►

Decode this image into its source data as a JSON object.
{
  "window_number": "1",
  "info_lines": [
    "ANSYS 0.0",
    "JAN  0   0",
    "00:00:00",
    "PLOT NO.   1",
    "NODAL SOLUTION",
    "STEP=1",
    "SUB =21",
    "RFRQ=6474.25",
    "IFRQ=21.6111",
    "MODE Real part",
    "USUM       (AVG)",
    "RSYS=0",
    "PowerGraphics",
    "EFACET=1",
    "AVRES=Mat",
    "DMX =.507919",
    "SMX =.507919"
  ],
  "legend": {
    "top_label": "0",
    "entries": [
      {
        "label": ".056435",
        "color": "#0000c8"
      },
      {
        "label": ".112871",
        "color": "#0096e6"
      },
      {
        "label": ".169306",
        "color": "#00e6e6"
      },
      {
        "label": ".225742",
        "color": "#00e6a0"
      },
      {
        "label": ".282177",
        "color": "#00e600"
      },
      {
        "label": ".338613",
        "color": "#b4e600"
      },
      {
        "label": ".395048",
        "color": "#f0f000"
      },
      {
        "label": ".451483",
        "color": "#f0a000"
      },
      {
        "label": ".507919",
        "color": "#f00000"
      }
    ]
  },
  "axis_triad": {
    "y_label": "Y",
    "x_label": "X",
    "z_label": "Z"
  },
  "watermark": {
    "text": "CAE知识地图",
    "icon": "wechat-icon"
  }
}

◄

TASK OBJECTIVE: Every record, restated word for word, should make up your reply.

RESULT BELOW:
Decode this image into its source data as a JSON object.
{
  "window_number": "1",
  "info_lines": [
    "ANSYS 0.0",
    "JAN  0   0",
    "00:00:00",
    "PLOT NO.   1",
    "NODAL SOLUTION",
    "STEP=1",
    "SUB =21",
    "RFRQ=6474.25",
    "IFRQ=21.6111",
    "MODE Real part",
    "USUM       (AVG)",
    "RSYS=0",
    "PowerGraphics",
    "EFACET=1",
    "AVRES=Mat",
    "DMX =.507919",
    "SMX =.507919"
  ],
  "legend": {
    "top_label": "0",
    "entries": [
      {
        "label": ".056435",
        "color": "#0000c8"
      },
      {
        "label": ".112871",
        "color": "#0096e6"
      },
      {
        "label": ".169306",
        "color": "#00e6e6"
      },
      {
        "label": ".225742",
        "color": "#00e6a0"
      },
      {
        "label": ".282177",
        "color": "#00e600"
      },
      {
        "label": ".338613",
        "color": "#b4e600"
      },
      {
        "label": ".395048",
        "color": "#f0f000"
      },
      {
        "label": ".451483",
        "color": "#f0a000"
      },
      {
        "label": ".507919",
        "color": "#f00000"
      }
    ]
  },
  "axis_triad": {
    "y_label": "Y",
    "x_label": "X",
    "z_label": "Z"
  },
  "watermark": {
    "text": "CAE知识地图",
    "icon": "wechat-icon"
  }
}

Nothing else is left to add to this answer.